Source records>
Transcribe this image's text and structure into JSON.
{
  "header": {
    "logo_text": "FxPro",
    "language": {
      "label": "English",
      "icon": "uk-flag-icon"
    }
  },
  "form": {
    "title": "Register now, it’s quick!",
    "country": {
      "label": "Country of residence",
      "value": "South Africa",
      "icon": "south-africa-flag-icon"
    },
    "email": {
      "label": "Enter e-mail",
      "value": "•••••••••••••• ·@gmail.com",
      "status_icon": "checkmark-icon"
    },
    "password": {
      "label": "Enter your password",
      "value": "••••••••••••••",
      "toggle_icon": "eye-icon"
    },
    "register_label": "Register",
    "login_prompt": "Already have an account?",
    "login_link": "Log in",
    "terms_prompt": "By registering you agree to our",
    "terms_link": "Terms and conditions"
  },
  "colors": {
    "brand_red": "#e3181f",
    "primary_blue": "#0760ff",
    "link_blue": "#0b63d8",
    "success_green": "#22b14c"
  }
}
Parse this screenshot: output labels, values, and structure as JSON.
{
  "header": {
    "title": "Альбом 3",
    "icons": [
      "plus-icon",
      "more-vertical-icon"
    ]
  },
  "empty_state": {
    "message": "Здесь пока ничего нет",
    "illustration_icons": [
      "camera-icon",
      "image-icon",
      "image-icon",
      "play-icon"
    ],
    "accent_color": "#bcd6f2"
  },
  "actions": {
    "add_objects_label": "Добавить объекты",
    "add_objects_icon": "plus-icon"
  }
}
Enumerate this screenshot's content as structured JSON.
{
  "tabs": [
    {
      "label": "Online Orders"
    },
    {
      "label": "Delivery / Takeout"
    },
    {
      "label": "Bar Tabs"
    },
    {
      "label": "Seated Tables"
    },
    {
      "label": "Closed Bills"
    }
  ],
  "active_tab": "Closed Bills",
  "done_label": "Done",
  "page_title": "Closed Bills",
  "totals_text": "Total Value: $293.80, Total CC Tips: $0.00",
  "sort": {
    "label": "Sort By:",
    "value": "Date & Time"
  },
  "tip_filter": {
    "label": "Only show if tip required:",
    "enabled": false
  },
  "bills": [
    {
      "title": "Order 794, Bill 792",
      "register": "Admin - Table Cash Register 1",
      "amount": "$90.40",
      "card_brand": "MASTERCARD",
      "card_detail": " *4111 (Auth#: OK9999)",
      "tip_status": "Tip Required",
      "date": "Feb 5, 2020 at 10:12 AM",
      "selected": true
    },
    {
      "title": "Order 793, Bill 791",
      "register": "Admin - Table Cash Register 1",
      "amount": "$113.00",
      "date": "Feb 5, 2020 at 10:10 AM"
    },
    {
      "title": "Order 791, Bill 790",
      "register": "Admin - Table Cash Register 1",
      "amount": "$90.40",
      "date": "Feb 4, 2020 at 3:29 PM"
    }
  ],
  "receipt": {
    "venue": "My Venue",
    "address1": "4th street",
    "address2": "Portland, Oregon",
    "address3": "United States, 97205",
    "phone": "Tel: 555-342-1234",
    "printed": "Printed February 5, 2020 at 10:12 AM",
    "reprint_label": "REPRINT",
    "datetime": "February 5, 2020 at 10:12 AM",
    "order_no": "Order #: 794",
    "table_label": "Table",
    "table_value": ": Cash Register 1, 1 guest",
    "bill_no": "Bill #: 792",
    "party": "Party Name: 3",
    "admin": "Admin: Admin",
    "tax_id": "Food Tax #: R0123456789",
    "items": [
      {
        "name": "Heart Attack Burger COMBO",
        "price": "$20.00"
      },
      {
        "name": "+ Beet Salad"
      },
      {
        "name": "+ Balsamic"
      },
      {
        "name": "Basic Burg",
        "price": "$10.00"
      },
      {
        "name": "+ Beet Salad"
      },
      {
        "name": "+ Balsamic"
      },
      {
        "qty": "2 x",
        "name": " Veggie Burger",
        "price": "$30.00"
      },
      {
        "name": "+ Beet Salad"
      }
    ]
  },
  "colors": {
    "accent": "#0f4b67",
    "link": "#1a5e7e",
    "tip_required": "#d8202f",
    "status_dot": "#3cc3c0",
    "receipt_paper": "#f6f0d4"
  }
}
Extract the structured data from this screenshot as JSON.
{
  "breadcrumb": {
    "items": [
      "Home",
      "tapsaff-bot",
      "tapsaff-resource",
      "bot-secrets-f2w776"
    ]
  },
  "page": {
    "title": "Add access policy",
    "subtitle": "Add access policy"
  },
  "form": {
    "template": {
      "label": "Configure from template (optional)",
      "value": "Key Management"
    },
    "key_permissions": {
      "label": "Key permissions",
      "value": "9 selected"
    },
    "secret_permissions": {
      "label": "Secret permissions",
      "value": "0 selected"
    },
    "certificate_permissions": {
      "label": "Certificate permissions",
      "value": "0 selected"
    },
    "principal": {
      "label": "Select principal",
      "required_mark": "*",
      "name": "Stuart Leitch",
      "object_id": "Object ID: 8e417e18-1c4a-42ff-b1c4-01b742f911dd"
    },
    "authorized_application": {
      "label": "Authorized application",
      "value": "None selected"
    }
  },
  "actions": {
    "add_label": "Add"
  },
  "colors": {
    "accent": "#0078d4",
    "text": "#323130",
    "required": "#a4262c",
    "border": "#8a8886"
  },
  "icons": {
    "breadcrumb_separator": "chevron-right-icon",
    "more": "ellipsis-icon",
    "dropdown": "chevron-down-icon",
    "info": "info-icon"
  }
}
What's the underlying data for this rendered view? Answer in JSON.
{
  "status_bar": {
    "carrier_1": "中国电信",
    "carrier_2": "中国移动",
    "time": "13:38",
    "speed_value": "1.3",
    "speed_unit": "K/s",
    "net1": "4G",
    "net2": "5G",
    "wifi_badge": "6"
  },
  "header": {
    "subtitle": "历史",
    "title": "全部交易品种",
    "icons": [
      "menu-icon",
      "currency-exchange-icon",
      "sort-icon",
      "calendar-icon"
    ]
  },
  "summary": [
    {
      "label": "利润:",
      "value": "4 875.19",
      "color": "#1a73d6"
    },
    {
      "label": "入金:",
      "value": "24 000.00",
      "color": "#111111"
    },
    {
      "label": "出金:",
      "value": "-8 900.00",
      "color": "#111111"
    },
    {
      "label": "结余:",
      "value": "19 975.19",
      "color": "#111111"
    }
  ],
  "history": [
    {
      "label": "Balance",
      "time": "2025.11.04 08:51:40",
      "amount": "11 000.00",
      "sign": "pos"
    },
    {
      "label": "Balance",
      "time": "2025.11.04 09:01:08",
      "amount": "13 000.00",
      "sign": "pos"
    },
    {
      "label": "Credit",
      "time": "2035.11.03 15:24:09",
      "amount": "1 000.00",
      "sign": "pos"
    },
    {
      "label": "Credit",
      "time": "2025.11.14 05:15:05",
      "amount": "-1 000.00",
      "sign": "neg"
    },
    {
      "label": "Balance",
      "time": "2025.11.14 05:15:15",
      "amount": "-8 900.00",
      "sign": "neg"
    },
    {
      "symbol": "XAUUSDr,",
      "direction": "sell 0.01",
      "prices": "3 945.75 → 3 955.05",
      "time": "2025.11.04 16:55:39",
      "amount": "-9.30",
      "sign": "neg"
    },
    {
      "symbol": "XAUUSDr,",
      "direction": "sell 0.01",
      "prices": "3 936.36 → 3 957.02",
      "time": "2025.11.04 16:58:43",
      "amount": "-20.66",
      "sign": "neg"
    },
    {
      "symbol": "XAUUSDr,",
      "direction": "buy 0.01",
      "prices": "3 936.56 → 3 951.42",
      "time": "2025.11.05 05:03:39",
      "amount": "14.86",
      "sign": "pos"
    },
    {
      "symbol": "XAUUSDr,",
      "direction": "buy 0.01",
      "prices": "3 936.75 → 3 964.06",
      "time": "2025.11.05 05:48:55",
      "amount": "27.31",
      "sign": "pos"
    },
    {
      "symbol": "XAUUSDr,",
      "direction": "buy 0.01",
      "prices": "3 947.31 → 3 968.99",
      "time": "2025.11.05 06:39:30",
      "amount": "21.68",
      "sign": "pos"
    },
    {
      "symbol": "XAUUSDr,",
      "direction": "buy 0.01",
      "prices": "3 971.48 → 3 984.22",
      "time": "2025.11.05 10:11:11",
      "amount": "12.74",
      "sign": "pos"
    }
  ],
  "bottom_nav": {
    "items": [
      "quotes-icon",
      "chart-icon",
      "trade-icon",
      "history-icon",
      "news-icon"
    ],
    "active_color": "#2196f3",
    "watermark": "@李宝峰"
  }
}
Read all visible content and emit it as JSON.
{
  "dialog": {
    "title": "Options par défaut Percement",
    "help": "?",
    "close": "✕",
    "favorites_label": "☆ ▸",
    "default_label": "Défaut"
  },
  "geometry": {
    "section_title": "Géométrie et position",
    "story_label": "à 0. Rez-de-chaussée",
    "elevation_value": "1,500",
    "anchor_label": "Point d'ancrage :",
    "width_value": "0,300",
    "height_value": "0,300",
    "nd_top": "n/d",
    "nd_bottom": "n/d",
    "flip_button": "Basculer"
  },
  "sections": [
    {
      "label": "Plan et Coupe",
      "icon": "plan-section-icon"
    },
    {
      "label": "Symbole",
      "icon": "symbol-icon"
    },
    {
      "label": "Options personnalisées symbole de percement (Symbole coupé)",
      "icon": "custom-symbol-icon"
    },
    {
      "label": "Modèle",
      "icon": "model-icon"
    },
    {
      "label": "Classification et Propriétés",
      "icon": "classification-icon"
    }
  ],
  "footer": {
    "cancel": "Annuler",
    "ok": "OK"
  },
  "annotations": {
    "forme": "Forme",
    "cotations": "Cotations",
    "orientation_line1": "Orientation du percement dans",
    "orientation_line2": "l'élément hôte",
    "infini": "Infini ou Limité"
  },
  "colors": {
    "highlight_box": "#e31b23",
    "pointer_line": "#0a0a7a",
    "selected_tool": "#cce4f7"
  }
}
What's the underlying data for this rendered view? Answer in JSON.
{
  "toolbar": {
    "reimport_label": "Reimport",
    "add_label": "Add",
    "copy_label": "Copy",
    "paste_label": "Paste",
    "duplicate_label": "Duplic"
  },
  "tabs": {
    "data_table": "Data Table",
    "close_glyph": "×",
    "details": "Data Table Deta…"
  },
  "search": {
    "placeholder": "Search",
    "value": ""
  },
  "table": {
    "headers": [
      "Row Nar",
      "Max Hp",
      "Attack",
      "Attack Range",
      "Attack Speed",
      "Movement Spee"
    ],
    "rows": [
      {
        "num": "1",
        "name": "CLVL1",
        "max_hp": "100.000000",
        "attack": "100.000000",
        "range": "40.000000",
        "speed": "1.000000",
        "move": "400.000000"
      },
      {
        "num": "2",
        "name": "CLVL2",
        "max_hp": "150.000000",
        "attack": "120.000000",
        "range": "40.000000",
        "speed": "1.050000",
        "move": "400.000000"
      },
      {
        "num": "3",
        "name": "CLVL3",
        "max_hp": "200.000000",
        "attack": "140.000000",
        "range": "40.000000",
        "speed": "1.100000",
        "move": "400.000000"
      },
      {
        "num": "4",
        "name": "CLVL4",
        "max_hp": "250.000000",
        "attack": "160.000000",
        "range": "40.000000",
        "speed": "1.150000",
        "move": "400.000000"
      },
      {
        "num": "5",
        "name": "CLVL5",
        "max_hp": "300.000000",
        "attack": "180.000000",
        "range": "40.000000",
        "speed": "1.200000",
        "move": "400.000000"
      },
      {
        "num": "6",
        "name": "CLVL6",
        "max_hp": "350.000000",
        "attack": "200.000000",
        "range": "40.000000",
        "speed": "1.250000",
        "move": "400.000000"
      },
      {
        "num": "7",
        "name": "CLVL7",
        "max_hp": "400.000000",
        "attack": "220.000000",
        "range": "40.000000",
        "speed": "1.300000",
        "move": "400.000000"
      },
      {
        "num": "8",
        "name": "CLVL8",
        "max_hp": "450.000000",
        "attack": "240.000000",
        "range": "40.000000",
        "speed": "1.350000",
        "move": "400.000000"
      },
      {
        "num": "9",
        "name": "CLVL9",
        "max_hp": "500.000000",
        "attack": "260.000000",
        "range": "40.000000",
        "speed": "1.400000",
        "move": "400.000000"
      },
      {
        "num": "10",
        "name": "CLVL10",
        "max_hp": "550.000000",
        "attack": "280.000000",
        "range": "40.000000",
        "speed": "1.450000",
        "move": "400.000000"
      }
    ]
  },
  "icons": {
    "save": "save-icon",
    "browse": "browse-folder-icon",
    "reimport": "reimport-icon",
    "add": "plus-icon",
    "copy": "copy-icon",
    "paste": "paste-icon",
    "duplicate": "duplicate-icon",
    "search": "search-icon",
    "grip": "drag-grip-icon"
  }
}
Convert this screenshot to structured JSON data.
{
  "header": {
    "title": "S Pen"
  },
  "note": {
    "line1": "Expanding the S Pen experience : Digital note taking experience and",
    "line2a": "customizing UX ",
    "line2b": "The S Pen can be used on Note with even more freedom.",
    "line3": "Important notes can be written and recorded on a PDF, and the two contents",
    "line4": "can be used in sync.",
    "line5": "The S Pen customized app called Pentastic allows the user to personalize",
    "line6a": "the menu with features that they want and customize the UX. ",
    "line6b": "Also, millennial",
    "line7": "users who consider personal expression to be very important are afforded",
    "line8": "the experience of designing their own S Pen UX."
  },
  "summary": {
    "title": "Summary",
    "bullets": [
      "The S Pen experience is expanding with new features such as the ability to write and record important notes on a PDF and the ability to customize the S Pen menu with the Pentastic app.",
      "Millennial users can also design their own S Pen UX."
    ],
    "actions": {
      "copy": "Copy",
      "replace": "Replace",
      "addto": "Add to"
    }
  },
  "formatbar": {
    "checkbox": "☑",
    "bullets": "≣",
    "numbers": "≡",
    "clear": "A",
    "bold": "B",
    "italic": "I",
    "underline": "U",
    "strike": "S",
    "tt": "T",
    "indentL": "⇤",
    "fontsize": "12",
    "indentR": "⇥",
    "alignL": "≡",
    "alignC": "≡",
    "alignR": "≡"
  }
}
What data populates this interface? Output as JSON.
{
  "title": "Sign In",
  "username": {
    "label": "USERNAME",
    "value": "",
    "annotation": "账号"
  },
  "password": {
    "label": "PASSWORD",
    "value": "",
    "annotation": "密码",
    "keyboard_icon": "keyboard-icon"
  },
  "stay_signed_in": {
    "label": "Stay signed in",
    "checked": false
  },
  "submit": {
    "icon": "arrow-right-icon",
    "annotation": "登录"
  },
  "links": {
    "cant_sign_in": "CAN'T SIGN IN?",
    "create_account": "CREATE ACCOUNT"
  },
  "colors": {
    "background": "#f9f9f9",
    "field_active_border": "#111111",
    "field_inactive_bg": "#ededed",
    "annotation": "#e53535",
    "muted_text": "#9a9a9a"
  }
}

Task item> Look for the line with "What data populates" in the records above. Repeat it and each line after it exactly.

Exercise result>
What data populates this interface? Output as JSON.
{
  "title": "Sign In",
  "username": {
    "label": "USERNAME",
    "value": "",
    "annotation": "账号"
  },
  "password": {
    "label": "PASSWORD",
    "value": "",
    "annotation": "密码",
    "keyboard_icon": "keyboard-icon"
  },
  "stay_signed_in": {
    "label": "Stay signed in",
    "checked": false
  },
  "submit": {
    "icon": "arrow-right-icon",
    "annotation": "登录"
  },
  "links": {
    "cant_sign_in": "CAN'T SIGN IN?",
    "create_account": "CREATE ACCOUNT"
  },
  "colors": {
    "background": "#f9f9f9",
    "field_active_border": "#111111",
    "field_inactive_bg": "#ededed",
    "annotation": "#e53535",
    "muted_text": "#9a9a9a"
  }
}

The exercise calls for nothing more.